**Directions for this task:**
I need each line of the entries below that includes the string "heading".

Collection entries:
--------

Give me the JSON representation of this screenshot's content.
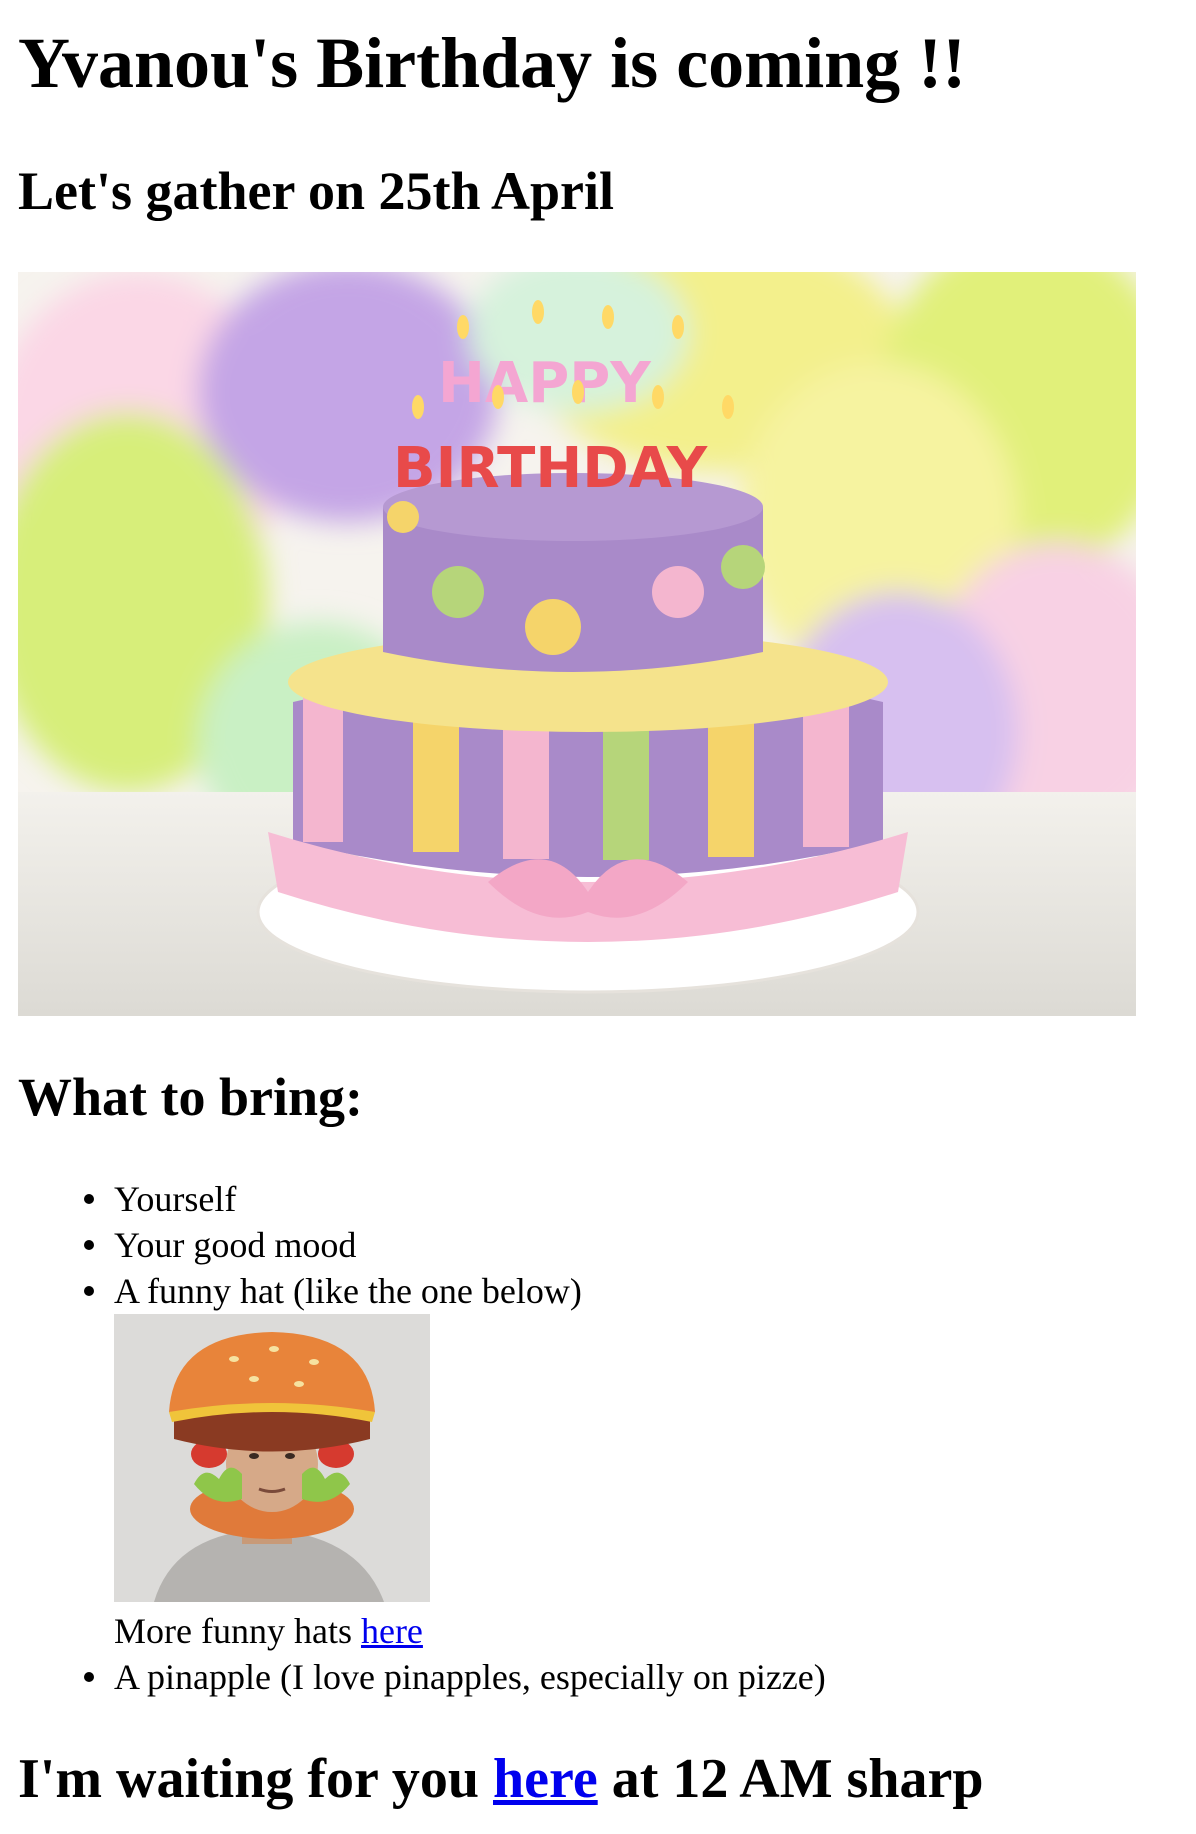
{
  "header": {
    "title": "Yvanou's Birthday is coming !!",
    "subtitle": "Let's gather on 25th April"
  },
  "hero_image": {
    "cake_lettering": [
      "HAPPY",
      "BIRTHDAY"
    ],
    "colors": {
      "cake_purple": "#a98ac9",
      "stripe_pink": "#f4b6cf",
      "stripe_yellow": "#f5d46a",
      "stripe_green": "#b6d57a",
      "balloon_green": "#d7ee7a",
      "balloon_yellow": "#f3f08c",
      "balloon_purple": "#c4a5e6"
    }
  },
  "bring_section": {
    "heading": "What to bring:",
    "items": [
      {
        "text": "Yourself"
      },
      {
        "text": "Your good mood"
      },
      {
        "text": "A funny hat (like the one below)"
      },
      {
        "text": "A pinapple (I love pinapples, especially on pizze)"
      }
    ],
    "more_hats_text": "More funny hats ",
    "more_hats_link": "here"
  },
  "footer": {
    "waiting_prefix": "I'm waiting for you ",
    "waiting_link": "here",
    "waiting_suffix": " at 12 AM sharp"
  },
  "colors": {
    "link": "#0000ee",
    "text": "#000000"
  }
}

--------

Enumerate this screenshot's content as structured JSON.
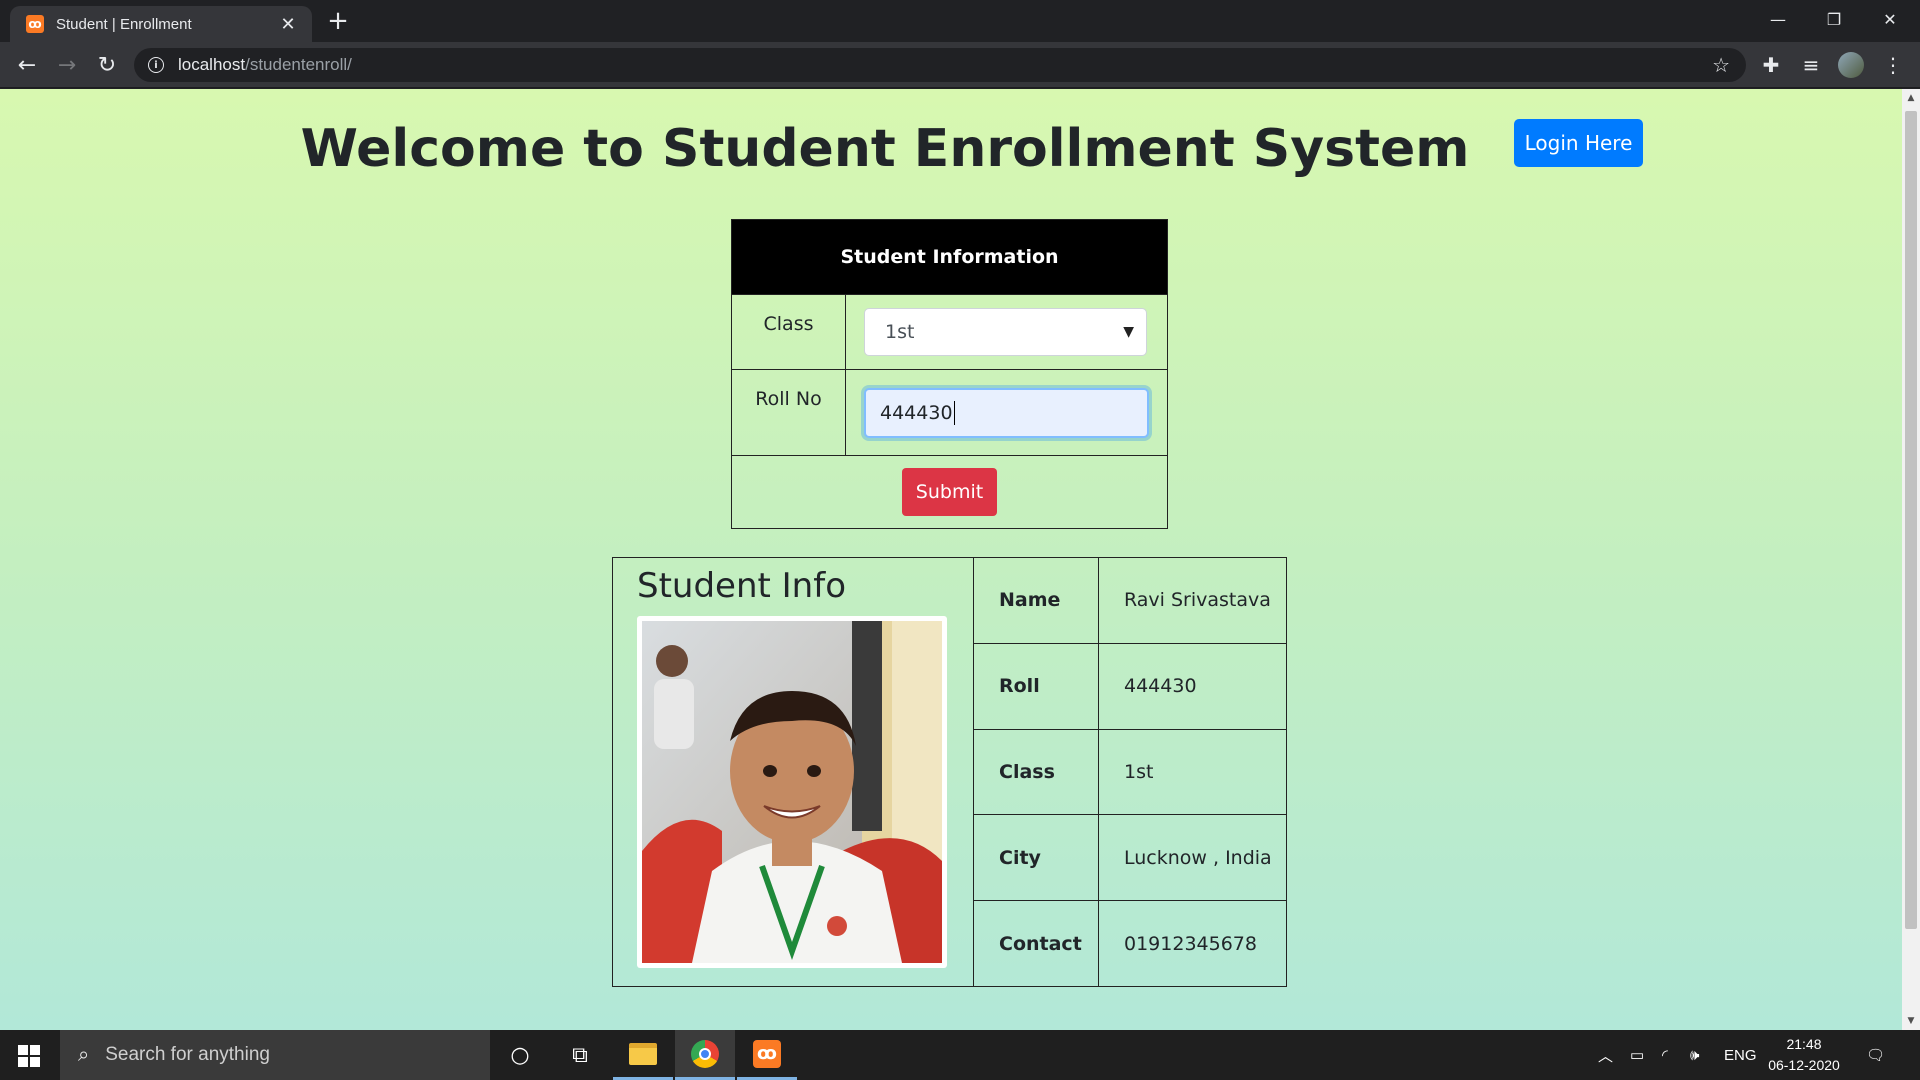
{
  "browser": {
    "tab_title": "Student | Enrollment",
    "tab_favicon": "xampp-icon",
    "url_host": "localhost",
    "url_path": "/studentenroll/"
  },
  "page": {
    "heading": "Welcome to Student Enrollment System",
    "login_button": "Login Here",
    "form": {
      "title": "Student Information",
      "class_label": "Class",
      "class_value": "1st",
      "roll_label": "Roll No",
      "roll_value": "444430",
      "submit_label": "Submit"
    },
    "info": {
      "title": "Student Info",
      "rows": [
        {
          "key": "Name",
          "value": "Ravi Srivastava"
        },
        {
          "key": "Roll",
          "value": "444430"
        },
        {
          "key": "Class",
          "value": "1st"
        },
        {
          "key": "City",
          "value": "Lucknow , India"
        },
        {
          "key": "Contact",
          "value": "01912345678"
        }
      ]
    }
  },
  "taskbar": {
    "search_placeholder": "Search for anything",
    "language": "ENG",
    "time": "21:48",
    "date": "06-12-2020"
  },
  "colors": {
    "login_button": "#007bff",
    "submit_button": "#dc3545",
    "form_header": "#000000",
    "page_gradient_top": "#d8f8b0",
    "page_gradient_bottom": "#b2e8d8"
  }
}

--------

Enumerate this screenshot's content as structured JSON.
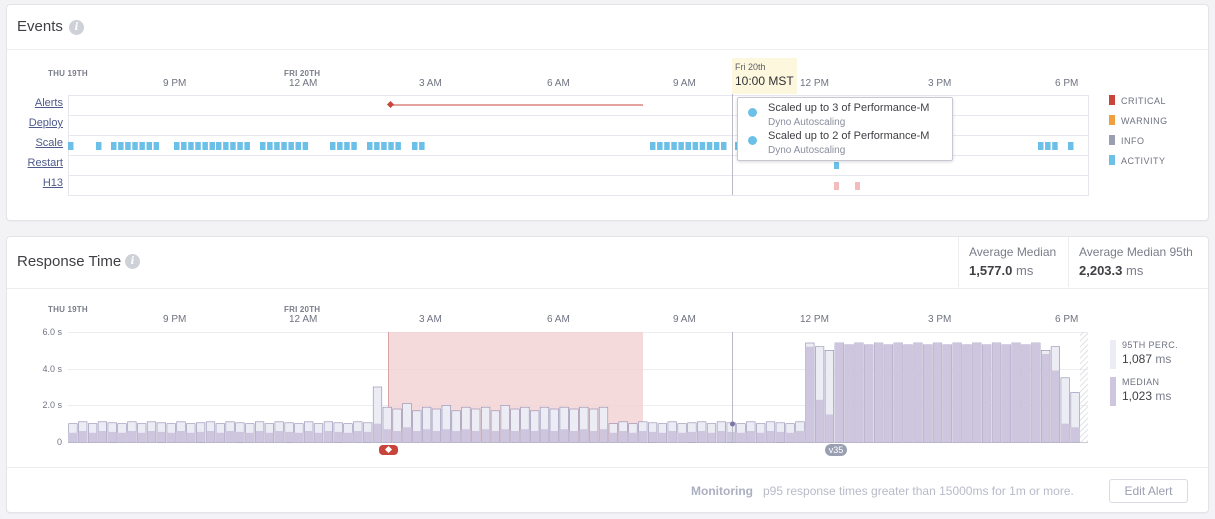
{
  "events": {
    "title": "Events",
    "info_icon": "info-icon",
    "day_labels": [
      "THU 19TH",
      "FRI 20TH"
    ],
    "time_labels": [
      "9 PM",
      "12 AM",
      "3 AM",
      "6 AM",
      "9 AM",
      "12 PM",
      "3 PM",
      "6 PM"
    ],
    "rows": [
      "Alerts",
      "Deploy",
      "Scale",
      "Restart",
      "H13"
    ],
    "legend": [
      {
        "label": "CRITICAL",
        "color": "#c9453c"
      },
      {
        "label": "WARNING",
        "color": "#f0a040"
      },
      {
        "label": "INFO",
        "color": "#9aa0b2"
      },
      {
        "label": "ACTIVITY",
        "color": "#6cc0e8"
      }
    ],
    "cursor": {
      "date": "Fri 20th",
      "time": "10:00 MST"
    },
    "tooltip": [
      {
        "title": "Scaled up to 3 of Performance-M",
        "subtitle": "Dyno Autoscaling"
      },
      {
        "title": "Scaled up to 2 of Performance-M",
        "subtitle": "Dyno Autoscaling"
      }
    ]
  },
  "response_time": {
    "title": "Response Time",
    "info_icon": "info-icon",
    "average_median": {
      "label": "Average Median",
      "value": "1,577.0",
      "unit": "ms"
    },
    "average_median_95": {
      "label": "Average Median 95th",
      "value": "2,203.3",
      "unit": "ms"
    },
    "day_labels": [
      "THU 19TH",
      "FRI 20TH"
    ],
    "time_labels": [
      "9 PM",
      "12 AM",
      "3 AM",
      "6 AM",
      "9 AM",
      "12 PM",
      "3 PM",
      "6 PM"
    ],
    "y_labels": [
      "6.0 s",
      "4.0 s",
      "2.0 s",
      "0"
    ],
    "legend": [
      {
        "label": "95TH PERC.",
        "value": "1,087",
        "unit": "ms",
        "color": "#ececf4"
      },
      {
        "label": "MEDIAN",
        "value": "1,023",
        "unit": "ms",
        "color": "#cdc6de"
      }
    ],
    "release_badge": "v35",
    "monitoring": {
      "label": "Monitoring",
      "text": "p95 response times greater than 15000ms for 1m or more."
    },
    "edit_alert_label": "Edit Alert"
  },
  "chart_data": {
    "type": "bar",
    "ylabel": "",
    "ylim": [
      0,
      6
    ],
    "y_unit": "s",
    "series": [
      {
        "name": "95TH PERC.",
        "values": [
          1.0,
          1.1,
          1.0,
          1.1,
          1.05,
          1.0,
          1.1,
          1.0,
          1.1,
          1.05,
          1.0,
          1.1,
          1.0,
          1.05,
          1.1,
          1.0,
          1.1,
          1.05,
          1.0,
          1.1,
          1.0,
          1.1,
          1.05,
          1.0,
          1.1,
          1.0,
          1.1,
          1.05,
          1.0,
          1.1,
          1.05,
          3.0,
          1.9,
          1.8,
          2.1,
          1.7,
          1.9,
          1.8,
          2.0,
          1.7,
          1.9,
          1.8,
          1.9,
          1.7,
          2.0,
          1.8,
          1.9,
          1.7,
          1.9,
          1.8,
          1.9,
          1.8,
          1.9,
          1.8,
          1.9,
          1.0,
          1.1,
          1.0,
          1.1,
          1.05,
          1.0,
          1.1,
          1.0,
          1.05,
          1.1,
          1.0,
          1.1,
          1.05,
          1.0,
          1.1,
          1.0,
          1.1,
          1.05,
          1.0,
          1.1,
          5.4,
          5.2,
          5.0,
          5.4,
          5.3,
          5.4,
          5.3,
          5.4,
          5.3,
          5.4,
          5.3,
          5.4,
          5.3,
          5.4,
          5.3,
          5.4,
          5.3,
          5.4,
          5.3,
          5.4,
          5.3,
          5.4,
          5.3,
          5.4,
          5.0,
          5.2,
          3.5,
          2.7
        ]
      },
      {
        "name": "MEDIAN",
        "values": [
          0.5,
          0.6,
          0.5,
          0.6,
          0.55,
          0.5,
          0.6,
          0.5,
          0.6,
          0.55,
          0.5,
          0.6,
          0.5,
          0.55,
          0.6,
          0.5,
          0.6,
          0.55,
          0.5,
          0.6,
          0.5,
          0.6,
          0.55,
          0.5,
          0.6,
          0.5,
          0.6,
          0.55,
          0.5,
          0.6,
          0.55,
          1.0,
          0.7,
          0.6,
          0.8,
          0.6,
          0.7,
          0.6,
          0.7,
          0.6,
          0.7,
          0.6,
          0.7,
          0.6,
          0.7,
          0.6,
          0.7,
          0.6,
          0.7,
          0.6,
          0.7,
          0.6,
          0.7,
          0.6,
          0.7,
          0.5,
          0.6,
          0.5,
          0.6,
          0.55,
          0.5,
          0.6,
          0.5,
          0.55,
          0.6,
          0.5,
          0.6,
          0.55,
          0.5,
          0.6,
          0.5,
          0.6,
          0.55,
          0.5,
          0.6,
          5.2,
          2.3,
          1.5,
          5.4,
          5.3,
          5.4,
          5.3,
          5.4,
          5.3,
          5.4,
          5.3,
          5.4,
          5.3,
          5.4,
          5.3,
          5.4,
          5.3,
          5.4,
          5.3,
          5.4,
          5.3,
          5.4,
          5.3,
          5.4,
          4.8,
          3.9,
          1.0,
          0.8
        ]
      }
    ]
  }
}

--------

**Result below:**
    "heading": "What to bring:",
    "heading": "Welcome to Student Enrollment System",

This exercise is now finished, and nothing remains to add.